  10. Great questions AND answers! Thanks :D

  11. @Ann I know,right, with this economy? I just couldn’t see having anything over $9.99 – and I know a lot of people who are borrowing my book from the library (it’s currently on hold) or requesting it to borrow on Kindle, all because money is tight. I totally understand … it’s one of the reasons I self-pubbed in the first place. So I could keep my prices low.
    Thanks for the great comment!!

  12. Thank you for answering :-) I've learned quite a bit from the anser to aother people's questions. And I have another question! What is a P&L sheet? (referred to in your answer to Ansha Koytk)

  13. @Rachel A P&L sheet is a Profit&Loss sheet. For me, it's really just a tab in my spreadsheet that has all my expenses in one column and all my revenues in another. Plus a box that subtracts one from the other (veeery fancy!). Twenty one days after launch, I'm still "in the red" (at a loss), but I'm looking forward to the day that box goes into "the black" (profit).

  14. Me too (in the black :) Thanks for the mention and great answers! Bottom line it's hard work but with many rewards.

  15. I'm still in awe of your energy and organizational skills. Wishing you all the best!

  16. Great questions. It made me wonder how much $ one normally spends to self-publish. That's been the part that dissuades me from considering it the most.

    Can't wait for my copy to arrive!

  17. These are great questions and answers.
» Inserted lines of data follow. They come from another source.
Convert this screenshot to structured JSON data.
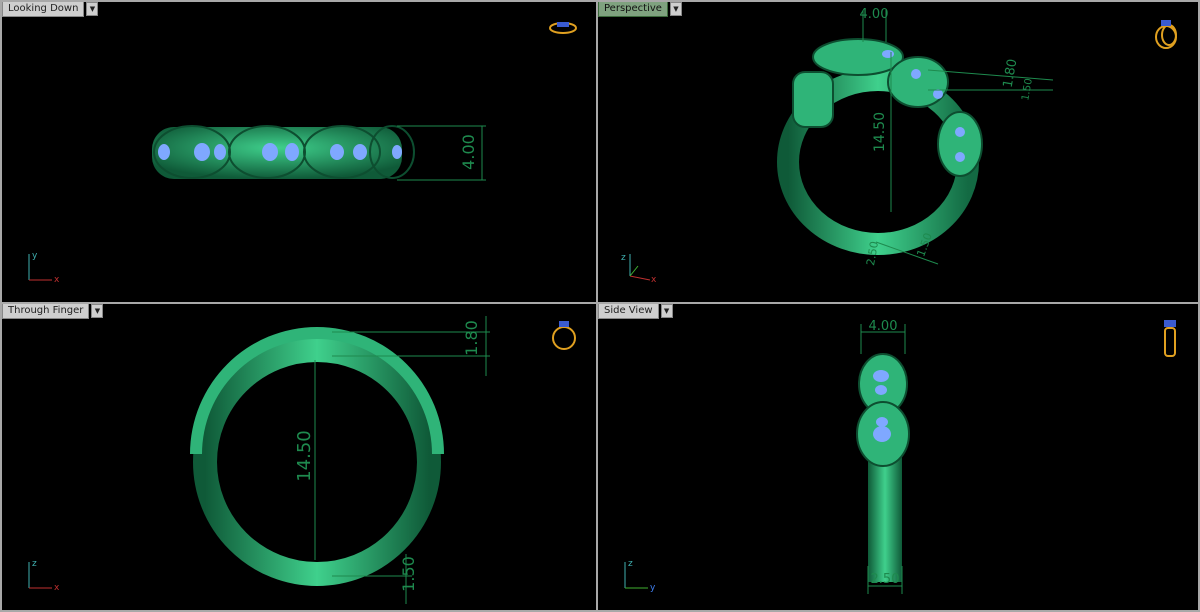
{
  "viewports": [
    {
      "label": "Looking Down",
      "active": false,
      "axis_x": "x",
      "axis_y": "y",
      "dims": [
        "4.00"
      ]
    },
    {
      "label": "Perspective",
      "active": true,
      "axis_x": "x",
      "axis_y": "z",
      "dims": [
        "4.00",
        "14.50",
        "1.80",
        "1.50",
        "2.50",
        "1.50"
      ]
    },
    {
      "label": "Through Finger",
      "active": false,
      "axis_x": "x",
      "axis_y": "z",
      "dims": [
        "1.80",
        "14.50",
        "1.50"
      ]
    },
    {
      "label": "Side View",
      "active": false,
      "axis_x": "y",
      "axis_y": "z",
      "dims": [
        "4.00",
        "2.50"
      ]
    }
  ],
  "colors": {
    "metal": "#2fb478",
    "metal_dark": "#136a43",
    "gem": "#7fa8ff",
    "dim_line": "#1e8a4e",
    "ring_icon": "#e0a020"
  }
}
And I totally agree that you've done a brilliant job marketing your book.

    How soon do you think you'll release another?

  18. @Theresa The amount you want to invest in self-pubbing is entirely up to you. The process can literally be done for free, but without a professional cover/editing, you're hampering your ability to sell the book, even if it's great! You can spend more or less on those things, or if you're lucky find someone who will swap services with you. I believe you'll do better if you invest in those things, but I know people who have put zero cost into it - and of course they make money right away.

  19. Thanks so much for taking the time to answer these questions. I'm feeling out the self-publishing route, so any information is good at this point. Congrats!

    Becca @ The Bookshelf Muse

  20. Your answers are so insightful and helpful. And you deserve props for the way you're handling the entire process. What an amazing journey. Thanks for sharing all about your experience.

  21. My hat goes off to you, Susan. You are an amazing woman and an incredible writer. I know marketing is critial, but honestly the writing and story sells itself!

  22. Awesome! Very informative. Can't wait to see what the next launch looks like!

  23. @Susan Thanks! As Bob Mayer says, Content is king, but promotion is queen. (something like that; I probably just massacred it)

  24. I think I'm going to hire you to do my blog tour. I'll sit in the background and sip Mai Tais.

  25. This was great! You did a fabulous job organizing your blog tour. It did not look like an easy feat!


Erudite comments from thoughtful readers